By Sword and Fire: Cruelty and Atrocity in Medieval Warfare,
by Sean McGlynn; 2008; Orion Books Ltd.
In a period of time many envision to contain noble acts of Chivalry and medieval savagery, McGlynn investigates the records of atrocity inflicted on the soldier and non-combatant alike, and why these acts of brutality were carried out.
Starting with a backdrop of crime and punishment in the medieval period, and investigating the roles of the King and Church in times of war, McGlynn moves to the ideal of Chivalry, and pieces together just what this code actually meant for soldiers in battle, and non-combatants caught in the middle.

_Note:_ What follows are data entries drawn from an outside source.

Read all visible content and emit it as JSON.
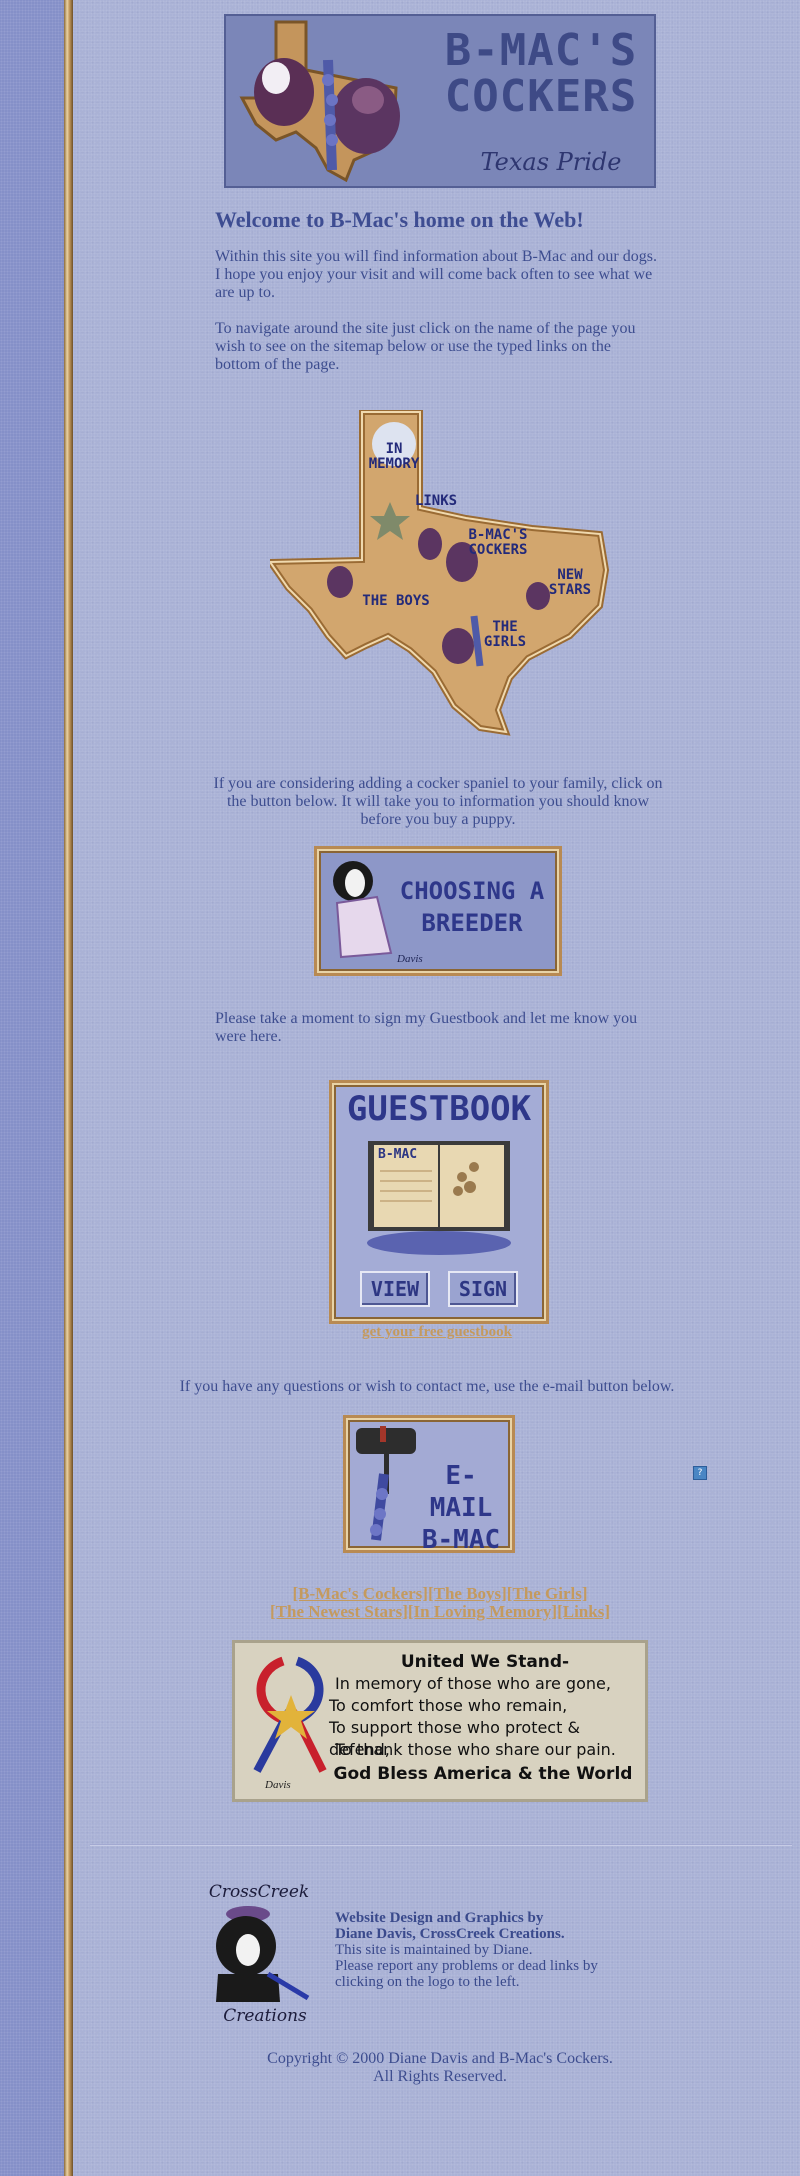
{
  "banner": {
    "title": "B-MAC'S COCKERS",
    "subtitle": "Texas Pride"
  },
  "welcome": {
    "heading": "Welcome to B-Mac's home on the Web!",
    "para1": "Within this site you will find information about B-Mac and our dogs. I hope you enjoy your visit and will come back often to see what we are up to.",
    "para2": "To navigate around the site just click on the name of the page you wish to see on the sitemap below or use the typed links on the bottom of the page."
  },
  "sitemap": {
    "in_memory": "IN MEMORY",
    "links": "LINKS",
    "bmacs_cockers": "B-MAC'S COCKERS",
    "new_stars": "NEW STARS",
    "the_boys": "THE BOYS",
    "the_girls": "THE GIRLS"
  },
  "puppy": {
    "text": "If you are considering adding a cocker spaniel to your family, click on the button below. It will take you to information you should know before you buy a puppy.",
    "button_label": "CHOOSING A BREEDER",
    "signature": "Davis"
  },
  "guestbook": {
    "text": "Please take a moment to sign my Guestbook and let me know you were here.",
    "title": "GUESTBOOK",
    "book_label": "B-MAC",
    "view_label": "VIEW",
    "sign_label": "SIGN",
    "free_link": "get your free guestbook"
  },
  "contact": {
    "text": "If you have any questions or wish to contact me, use the e-mail button below.",
    "email_label": "E-MAIL B-MAC",
    "help_icon_label": "?"
  },
  "nav_links": {
    "row1": "[B-Mac's Cockers][The Boys][The Girls]",
    "row2": "[The Newest Stars][In Loving Memory][Links]"
  },
  "memorial": {
    "title": "United We Stand-",
    "line1": "In memory of those who are gone,",
    "line2": "To comfort those who remain,",
    "line3": "To support those who protect & defend,",
    "line4": "To thank those who share our pain.",
    "closing": "God Bless America & the World",
    "signature": "Davis"
  },
  "footer": {
    "logo_top": "CrossCreek",
    "logo_bottom": "Creations",
    "credit_bold1": "Website Design and Graphics by",
    "credit_bold2": "Diane Davis, CrossCreek Creations.",
    "maintained": "This site is maintained by Diane.",
    "report": "Please report any problems or dead links by clicking on the logo to the left.",
    "copyright1": "Copyright © 2000 Diane Davis and B-Mac's Cockers.",
    "copyright2": "All Rights Reserved."
  },
  "colors": {
    "page_bg": "#aab2d6",
    "text": "#3d4d8f",
    "link": "#c49a5e",
    "frame": "#b88a52"
  }
}
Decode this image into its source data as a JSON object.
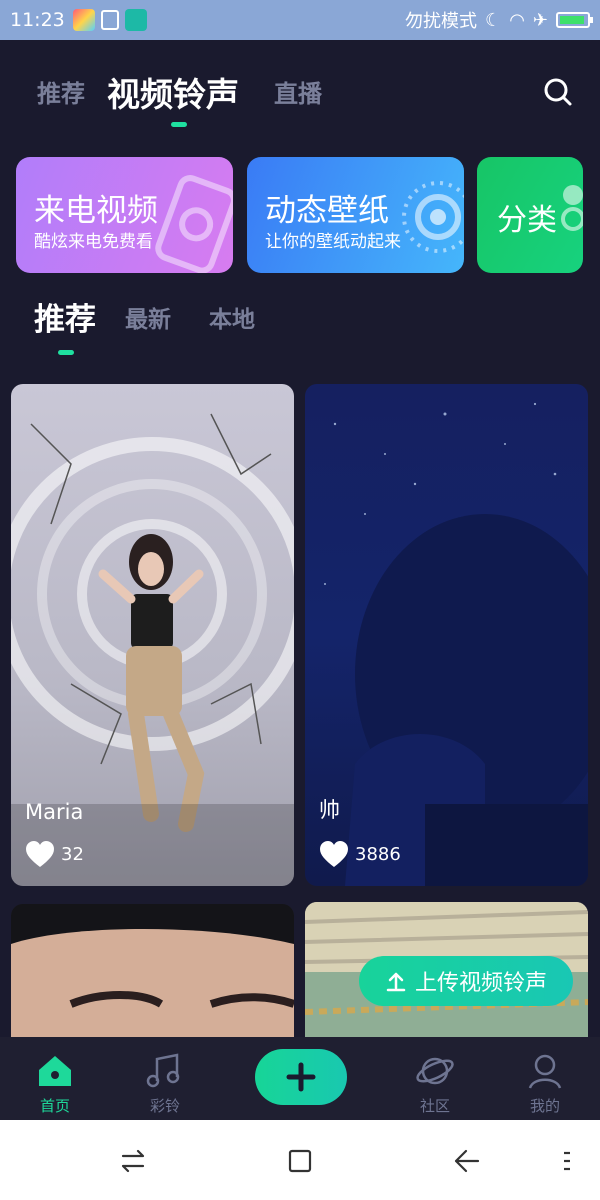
{
  "status": {
    "time": "11:23",
    "dnd": "勿扰模式"
  },
  "topnav": {
    "tabs": [
      {
        "label": "推荐"
      },
      {
        "label": "视频铃声"
      },
      {
        "label": "直播"
      }
    ]
  },
  "features": [
    {
      "title": "来电视频",
      "subtitle": "酷炫来电免费看"
    },
    {
      "title": "动态壁纸",
      "subtitle": "让你的壁纸动起来"
    },
    {
      "title": "分类"
    }
  ],
  "subtabs": [
    {
      "label": "推荐"
    },
    {
      "label": "最新"
    },
    {
      "label": "本地"
    }
  ],
  "videos": [
    {
      "name": "Maria",
      "likes": "32"
    },
    {
      "name": "帅",
      "likes": "3886"
    }
  ],
  "upload_label": "上传视频铃声",
  "tabbar": [
    {
      "label": "首页"
    },
    {
      "label": "彩铃"
    },
    {
      "label": "社区"
    },
    {
      "label": "我的"
    }
  ],
  "colors": {
    "accent": "#1ed99a",
    "background": "#1a1a2e"
  }
}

McGlynn discusses battles, sieges, pillaging, the killing of prisoners and non-combatants and ravaging of the land through a series of examples from various dates within the medieval period. He discusses the different viewpoints of those involved and their possible motivations for carrying out their actions. His last chapter touches upon the further consideration of the psychological impact of war on men, though does not address this separate and highly complex field to any great depth.
What is clear is that the medieval period appears to be full of atrocity and cruelty to the modern eye only due to the onset of our civilised world. McGlynn points out how quickly we fall back into old ways when physical combat is upon us. The Chivalric code was reserved only for those rich enough to be ransomed, and then only if the situation favoured the taking of prisoners.

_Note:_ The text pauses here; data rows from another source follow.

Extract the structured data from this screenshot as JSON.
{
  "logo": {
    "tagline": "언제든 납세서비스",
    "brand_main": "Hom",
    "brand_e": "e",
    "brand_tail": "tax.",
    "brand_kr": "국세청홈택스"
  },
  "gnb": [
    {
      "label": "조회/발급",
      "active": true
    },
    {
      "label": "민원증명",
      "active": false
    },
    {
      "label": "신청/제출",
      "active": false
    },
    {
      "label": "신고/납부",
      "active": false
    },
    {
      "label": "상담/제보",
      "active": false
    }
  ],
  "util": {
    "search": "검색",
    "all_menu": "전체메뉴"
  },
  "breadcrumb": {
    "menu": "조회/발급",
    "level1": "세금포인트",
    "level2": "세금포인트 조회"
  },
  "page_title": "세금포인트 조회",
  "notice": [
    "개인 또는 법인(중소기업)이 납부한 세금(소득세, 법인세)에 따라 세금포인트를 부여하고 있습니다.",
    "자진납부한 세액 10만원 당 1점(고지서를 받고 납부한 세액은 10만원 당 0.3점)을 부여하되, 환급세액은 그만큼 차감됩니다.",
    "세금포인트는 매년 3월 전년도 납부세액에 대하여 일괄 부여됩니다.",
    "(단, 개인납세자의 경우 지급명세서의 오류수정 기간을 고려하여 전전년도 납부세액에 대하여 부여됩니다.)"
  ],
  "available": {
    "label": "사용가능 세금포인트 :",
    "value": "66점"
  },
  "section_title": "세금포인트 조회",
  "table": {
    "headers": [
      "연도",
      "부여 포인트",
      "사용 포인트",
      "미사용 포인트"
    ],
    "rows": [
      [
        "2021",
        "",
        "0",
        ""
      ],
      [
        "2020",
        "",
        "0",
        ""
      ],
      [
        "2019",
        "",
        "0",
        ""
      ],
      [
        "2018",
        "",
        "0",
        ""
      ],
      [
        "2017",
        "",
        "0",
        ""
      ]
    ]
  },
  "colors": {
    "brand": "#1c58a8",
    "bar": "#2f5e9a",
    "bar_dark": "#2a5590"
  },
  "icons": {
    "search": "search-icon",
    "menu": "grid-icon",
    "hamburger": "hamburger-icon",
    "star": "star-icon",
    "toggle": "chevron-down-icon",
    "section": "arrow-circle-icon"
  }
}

This book offers a sobering and honest look at medieval warfare, and how it impacted upon all it surrounded, and how cruelty and atrocity followed in the wake of the pursuit of wealth, and the military imperative.